Although the Columbus Jazz Orchestra has recorded four albums under founder Ray Eubanks, this is their first under present director Byron Stripling, whose wide-ranging credits include having played lead trumpet with the Count Basie Orchestra. Consisting of top-flight session players and soloists, the band presents diverse programs intended to appeal to a broad audience. Their latest recording is wide-ranging enough to include both a reverential version of “Do You Know What It Means to Miss New Orleans?,” where Stripling plays the melody straight (with a nod to Louis Armstrong), and John Clayton’s “Sax-hue-phone,” a runaway up-to-the-moment arrangement that features a virtuosic Michael Cox, Pete Mills tenor battle. They share the program with tunes by Wayne Shorter, Horace Silver, Frank Wess and others that display a variety of approaches, including quasi-New Orleans jazz, Hammond B3 funkiness, Latin rhythms and earthy blues. The multi-talented Stripling offers an entertaining vocal on “Sweet Georgia Brown” and Dwight Lenox delivers Ellington and Strayhorn’s “Something to Live For” tastefully and expressively.
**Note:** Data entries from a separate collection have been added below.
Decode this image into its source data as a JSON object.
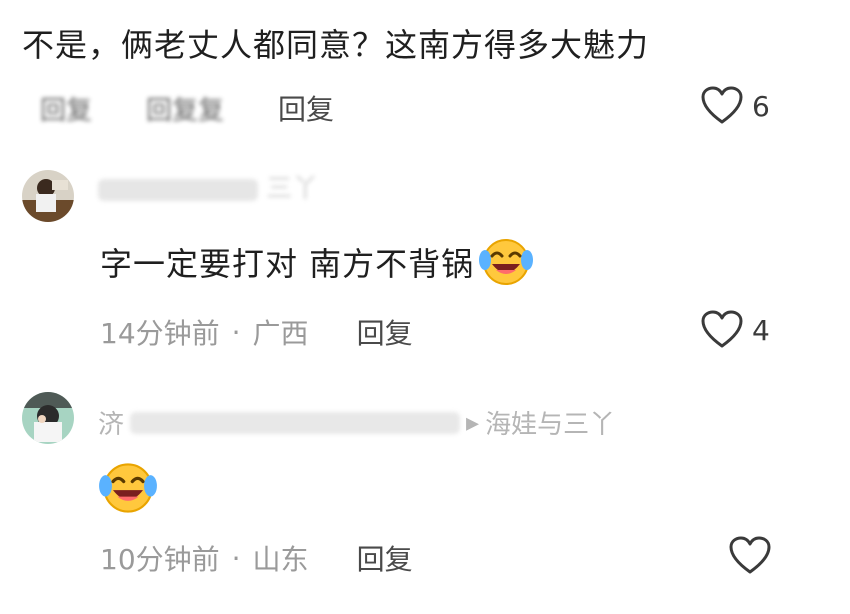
{
  "comments": [
    {
      "text": "不是，俩老丈人都同意？这南方得多大魅力",
      "replies_blurred_1": "回复",
      "replies_blurred_2": "回复复",
      "reply_label": "回复",
      "likes": "6"
    },
    {
      "username_visible": "三丫",
      "text": "字一定要打对 南方不背锅",
      "time": "14分钟前",
      "separator": "·",
      "location": "广西",
      "reply_label": "回复",
      "likes": "4"
    },
    {
      "username_prefix": "济",
      "username_suffix": "海娃与三丫",
      "text": "",
      "time": "10分钟前",
      "separator": "·",
      "location": "山东",
      "reply_label": "回复",
      "likes": ""
    }
  ],
  "icons": {
    "like": "heart-outline-icon",
    "emoji": "laughing-crying-emoji"
  },
  "colors": {
    "primary_text": "#1f1f1f",
    "meta_text": "#9a9a9a",
    "icon": "#3a3a3a"
  }
}
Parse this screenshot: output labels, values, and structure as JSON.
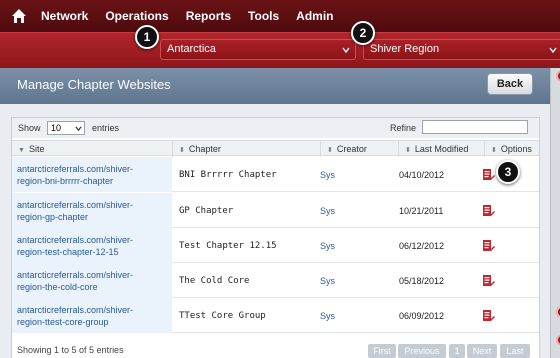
{
  "nav": {
    "items": [
      "Network",
      "Operations",
      "Reports",
      "Tools",
      "Admin"
    ]
  },
  "filters": {
    "region_group": "Antarctica",
    "region": "Shiver Region"
  },
  "callouts": [
    "1",
    "2",
    "3"
  ],
  "page": {
    "title": "Manage Chapter Websites",
    "back_label": "Back"
  },
  "table": {
    "show_label": "Show",
    "page_size": "10",
    "entries_label": "entries",
    "refine_label": "Refine",
    "columns": [
      "Site",
      "Chapter",
      "Creator",
      "Last Modified",
      "Options"
    ],
    "rows": [
      {
        "site1": "antarcticreferrals.com/shiver-",
        "site2": "region-bni-brrrrr-chapter",
        "chapter": "BNI Brrrrr Chapter",
        "creator": "Sys",
        "modified": "04/10/2012"
      },
      {
        "site1": "antarcticreferrals.com/shiver-",
        "site2": "region-gp-chapter",
        "chapter": "GP Chapter",
        "creator": "Sys",
        "modified": "10/21/2011"
      },
      {
        "site1": "antarcticreferrals.com/shiver-",
        "site2": "region-test-chapter-12-15",
        "chapter": "Test Chapter 12.15",
        "creator": "Sys",
        "modified": "06/12/2012"
      },
      {
        "site1": "antarcticreferrals.com/shiver-",
        "site2": "region-the-cold-core",
        "chapter": "The Cold Core",
        "creator": "Sys",
        "modified": "05/18/2012"
      },
      {
        "site1": "antarcticreferrals.com/shiver-",
        "site2": "region-ttest-core-group",
        "chapter": "TTest Core Group",
        "creator": "Sys",
        "modified": "06/09/2012"
      }
    ],
    "info": "Showing 1 to 5 of 5 entries",
    "pager": [
      "First",
      "Previous",
      "1",
      "Next",
      "Last"
    ]
  },
  "colors": {
    "nav_bg": "#5a0d10",
    "filter_bg": "#a01d22",
    "header_bg": "#6e849c",
    "link": "#2a5b9a",
    "option_icon": "#c0272d"
  },
  "icons": [
    "home-icon",
    "chevron-down-icon",
    "edit-page-icon"
  ]
}
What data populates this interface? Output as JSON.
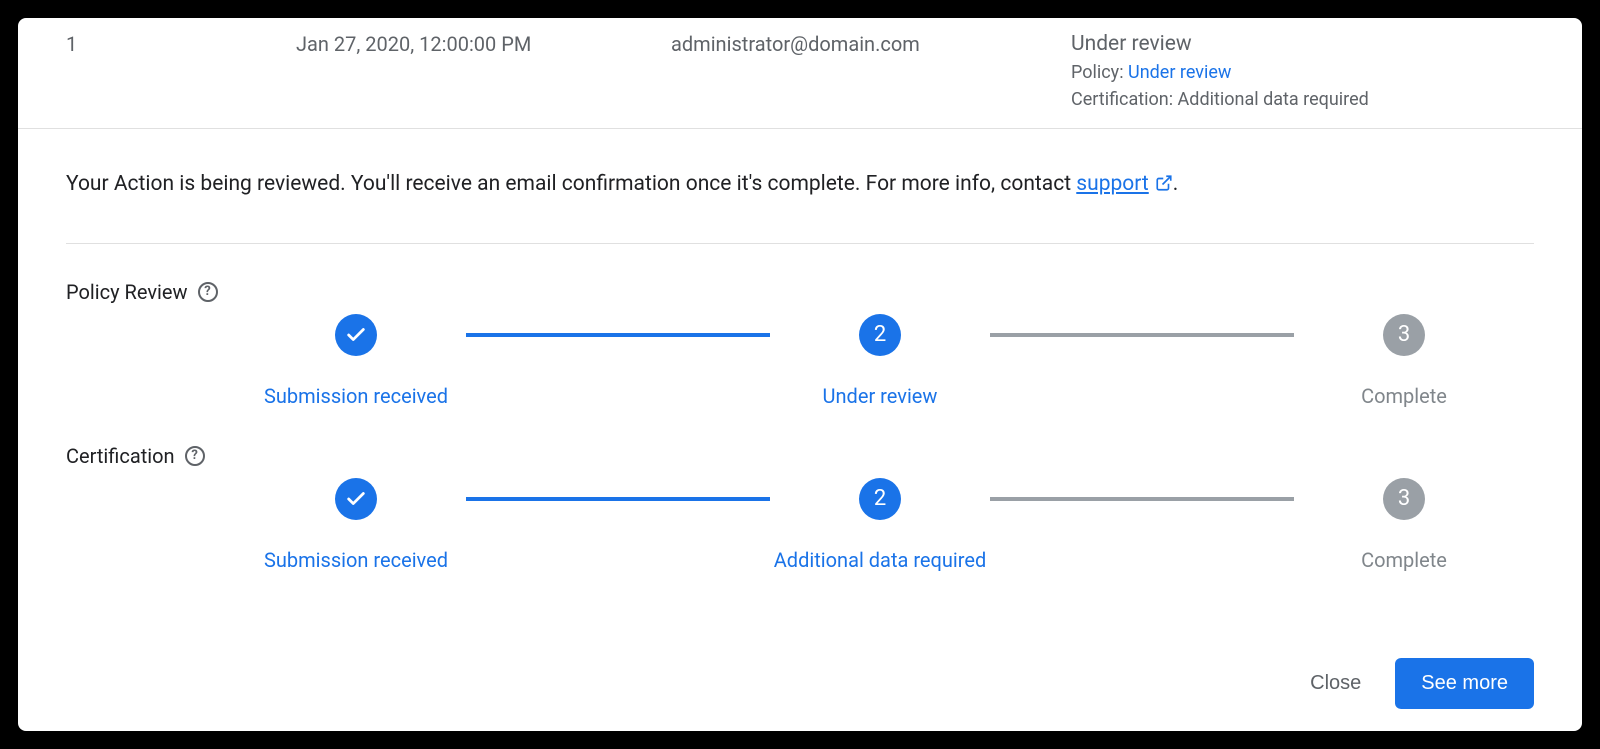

The cadre of consummate improvisers includes saxophonist Chad Eby, pianist-organist Bobby Floyd, trumpeter Dwight Adams, trombonist Jim Masters, flugelhornist Jim Powell, alto flutist Kris Keith and drummer Bob Breithaupt, who also kicks the band with gusto.

Originally Published